Author Affiliation(s): Primary:
University of Texas at Austin, Department of Geological Sciences, Austin, TX, United States
Other:
Pennsylvania State University, United States
Volume Title: Journal of Geophysical Research: Solid Earth
Source: Journal of Geophysical Research: Solid Earth, 123(2), p.1089-1115. Publisher: Wiley-Blackwell for American Geophysical Union, Washington, DC, United States. ISSN: 2169-9313
Note: In English. 95 refs.; illus., incl. sect., strat. col., 3 tables, sketch map
Summary: We predict pressure and stress from porosity in the Nankai accretionary prism with a critical state soil model that describes porosity as a function of mean stress and maximum shear stress, and assumes Coulomb failure within the wedge and uniaxial burial beneath it. At Ocean Drilling Program Sites 1174 and 808, we find that pore pressure in the prism supports 70% to 90% of the overburden (λu = 0.7 to 0.9), for a range of assumed friction angles (5-30°). The prism pore pressure is equal to or greater than that in the underthrust sediments even though the porosity is lower within the prism. The high pore pressures lead to a mechanically weak wedge that supports low maximum shear stress, and this in turn requires very low basal traction to remain consistent with the observed narrowly tapered wedge geometry. We estimate the decollement friction coefficient (µb) to be ∼0.08-0.38 (Φb' = 4.6°-21°). Our approach defines a pathway to predict pressure in a wide range of environments from readily observed quantities (e.g., porosity and seismic velocity). Pressure and stress control the form of the Earth's collisional continental margins and play a key role in its greatest earthquakes. However, heretofore, there has been no systematic approach to relate material state (e.g., porosity), pore pressure, and stress in these systems. Abstract Copyright (2018), . American Geophysical Union. All Rights Reserved.

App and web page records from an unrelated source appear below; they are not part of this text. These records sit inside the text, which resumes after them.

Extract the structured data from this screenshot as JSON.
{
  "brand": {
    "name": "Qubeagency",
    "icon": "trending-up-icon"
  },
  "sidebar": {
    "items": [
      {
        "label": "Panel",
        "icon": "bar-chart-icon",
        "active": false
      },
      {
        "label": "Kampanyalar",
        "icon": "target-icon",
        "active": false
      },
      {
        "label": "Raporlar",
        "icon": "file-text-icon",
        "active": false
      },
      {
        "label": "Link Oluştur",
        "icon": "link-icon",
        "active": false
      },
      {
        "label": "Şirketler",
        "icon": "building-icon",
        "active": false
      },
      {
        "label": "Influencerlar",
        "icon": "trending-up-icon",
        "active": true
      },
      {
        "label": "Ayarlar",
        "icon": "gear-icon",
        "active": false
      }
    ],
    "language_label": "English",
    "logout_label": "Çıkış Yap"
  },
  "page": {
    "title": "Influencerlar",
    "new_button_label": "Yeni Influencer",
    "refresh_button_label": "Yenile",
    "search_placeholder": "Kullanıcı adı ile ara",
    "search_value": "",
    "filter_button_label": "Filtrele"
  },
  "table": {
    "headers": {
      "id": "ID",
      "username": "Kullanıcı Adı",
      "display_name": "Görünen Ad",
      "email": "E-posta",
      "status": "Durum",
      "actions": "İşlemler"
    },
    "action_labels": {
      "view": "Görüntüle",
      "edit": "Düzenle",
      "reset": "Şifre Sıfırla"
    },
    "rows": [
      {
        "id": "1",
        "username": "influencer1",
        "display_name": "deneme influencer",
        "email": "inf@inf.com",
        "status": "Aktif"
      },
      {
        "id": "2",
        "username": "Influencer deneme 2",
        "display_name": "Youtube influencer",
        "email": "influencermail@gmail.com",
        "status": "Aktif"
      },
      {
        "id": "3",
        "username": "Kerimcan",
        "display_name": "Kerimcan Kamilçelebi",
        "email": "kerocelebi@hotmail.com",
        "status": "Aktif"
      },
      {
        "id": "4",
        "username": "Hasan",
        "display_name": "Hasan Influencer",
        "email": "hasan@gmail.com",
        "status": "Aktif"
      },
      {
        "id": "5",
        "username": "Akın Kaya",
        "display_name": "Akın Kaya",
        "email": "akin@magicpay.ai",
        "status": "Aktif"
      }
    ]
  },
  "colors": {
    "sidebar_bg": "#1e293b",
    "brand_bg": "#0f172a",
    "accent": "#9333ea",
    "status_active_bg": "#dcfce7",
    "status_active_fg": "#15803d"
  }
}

Year of Publication: 2018
Research Program: ODP Ocean Drilling Program
Key Words: 30 Engineering Geology; Accretionary wedges; Compression; Continental margin; Cores; Decollement; Equations; Eurasian Plate; Failures; Friction; Geometry; Geophysical methods; Geophysical profiles; Geophysical surveys; Leg 190; Lithostratigraphy; Models; Nankai Trough; North Pacific; Northwest Pacific; ODP Site 1174; ODP Site 808; Ocean Drilling Program; Overburden; Pacific Ocean; Pacific Plate; Philippine Sea Plate; Plate collision; Plate tectonics; Pore pressure; Porosity; Pressure; Processes; Quantitative analysis; Sampling; Seismic methods; Seismic profiles; Shear stress; Shikoku Basin; Soil mechanics; Strength; Stress; Surveys; West Pacific

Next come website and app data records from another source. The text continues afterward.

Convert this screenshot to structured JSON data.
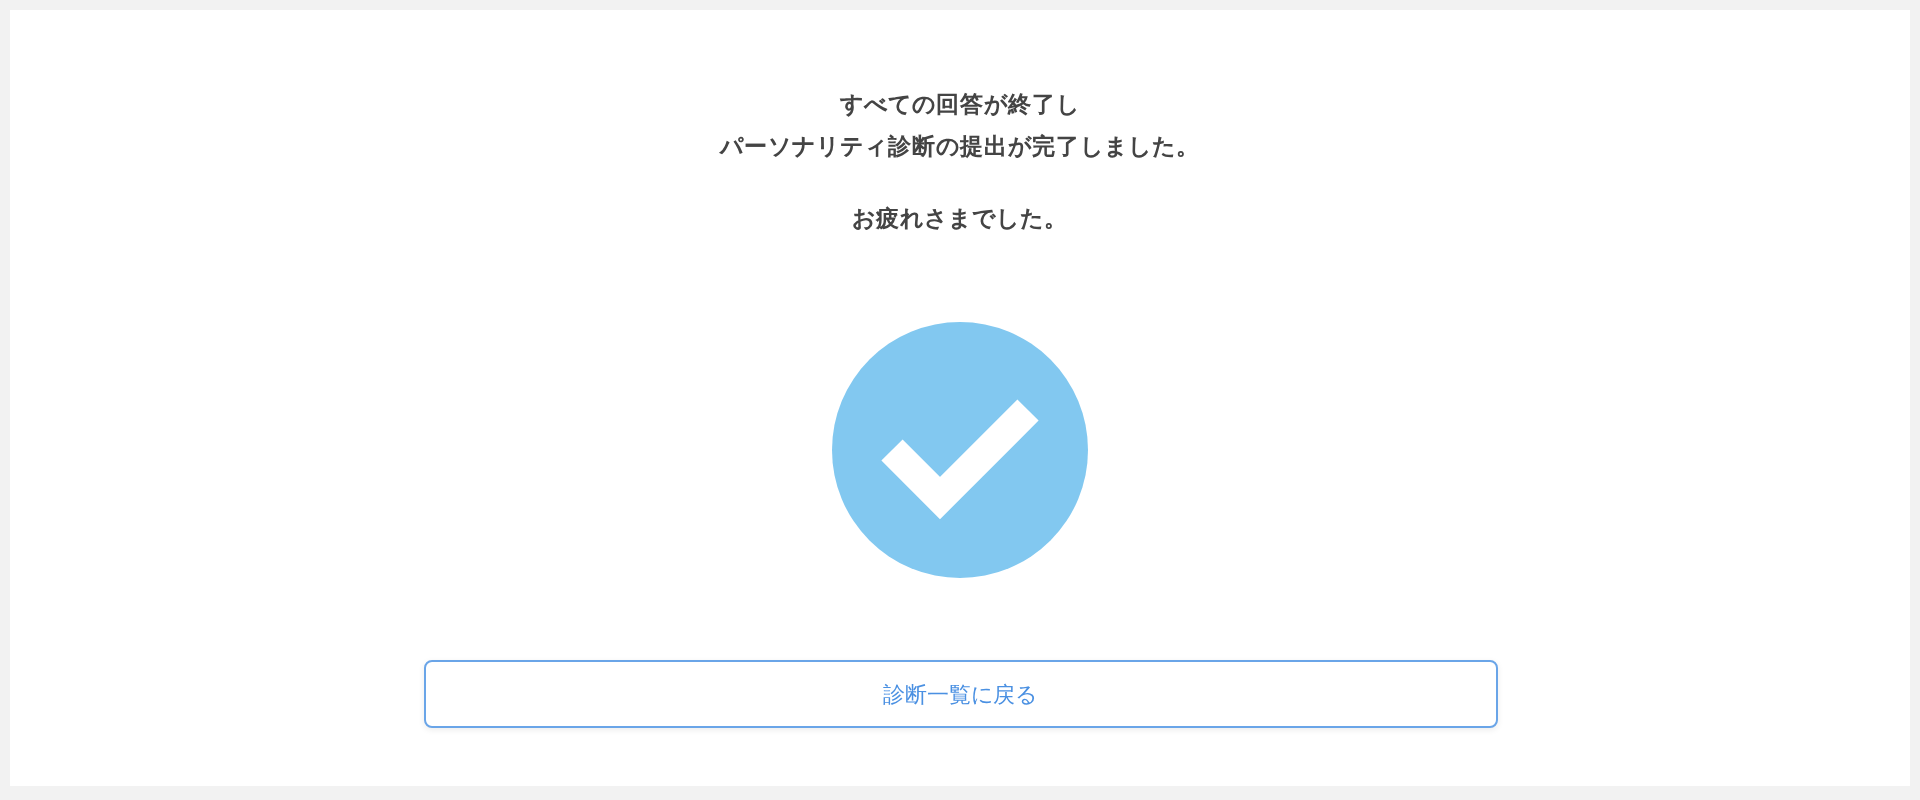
{
  "message_lines": [
    "すべての回答が終了し",
    "パーソナリティ診断の提出が完了しました。"
  ],
  "closing": "お疲れさまでした。",
  "button": {
    "label": "診断一覧に戻る"
  }
}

Coordinates: N322000 N322100 E1345800 E1345700
N321500 N321500 E1350200 E1350200
N322105 N322111 E1345646 E1345634
Record ID: 2018083203

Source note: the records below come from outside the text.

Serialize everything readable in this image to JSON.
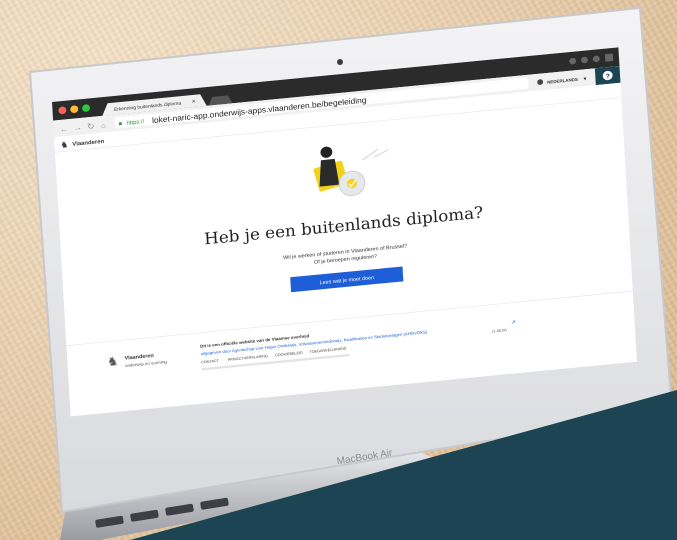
{
  "browser": {
    "tab_title": "Erkenning buitenlands diploma",
    "url_secure": "https://",
    "url_main": "loket-naric-app.onderwijs-apps.vlaanderen.be/begeleiding",
    "language": "NEDERLANDS"
  },
  "site": {
    "brand": "Vlaanderen"
  },
  "hero": {
    "heading": "Heb je een buitenlands diploma?",
    "subtext_line1": "Wil je werken of studeren in Vlaanderen of Brussel?",
    "subtext_line2": "Of je beroepen reguleren?",
    "cta_label": "Lees wat je moet doen"
  },
  "footer": {
    "brand": "Vlaanderen",
    "brand_sub": "onderwijs en vorming",
    "official_line": "Dit is een officiële website van de Vlaamse overheid",
    "publisher_line": "uitgegeven door Agentschap voor Hoger Onderwijs, Volwassenenonderwijs, Kwalificaties en Studietoelagen (AHOVOKS)",
    "links": [
      "CONTACT",
      "PRIVACYVERKLARING",
      "COOKIEBELEID",
      "TOEGANKELIJKHEID"
    ],
    "version": "v1.00.00"
  },
  "device": {
    "label": "MacBook Air"
  },
  "colors": {
    "cta": "#1e5ed6",
    "panel": "#1c4452",
    "accent_yellow": "#f3d21a"
  },
  "icons": [
    "close-icon",
    "back-icon",
    "forward-icon",
    "reload-icon",
    "home-icon",
    "lock-icon",
    "chevron-down-icon",
    "help-icon",
    "vlaanderen-lion-icon",
    "external-link-icon"
  ]
}
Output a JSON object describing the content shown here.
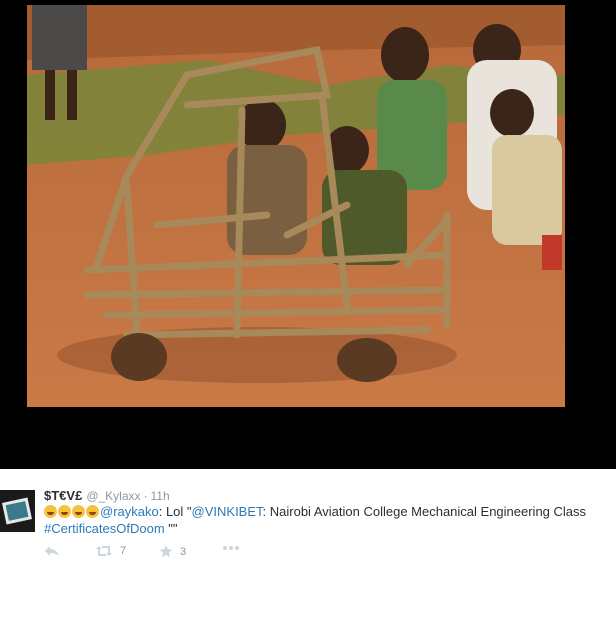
{
  "tweet": {
    "display_name": "$T€V£",
    "handle": "@_Kylaxx",
    "separator": "·",
    "time": "11h",
    "emoji": [
      "face-with-tears-of-joy",
      "face-with-tears-of-joy",
      "face-with-tears-of-joy",
      "face-with-tears-of-joy"
    ],
    "mention_1": "@raykako",
    "text_1": ": Lol \"",
    "mention_2": "@VINKIBET",
    "text_2": ": Nairobi Aviation College Mechanical Engineering Class",
    "hashtag": "#CertificatesOfDoom",
    "text_3": " \"\"",
    "retweet_count": "7",
    "favorite_count": "3"
  },
  "icons": {
    "reply": "reply-icon",
    "retweet": "retweet-icon",
    "favorite": "star-icon",
    "more": "more-icon"
  },
  "colors": {
    "link": "#2b7bb9",
    "meta": "#8899a6",
    "text": "#292f33",
    "media_bg": "#000000"
  }
}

Copyright Information: GeoRef, Copyright 2019 American Geosciences Institute. Reference includes data from John Wiley & Sons, Chichester, United Kingdom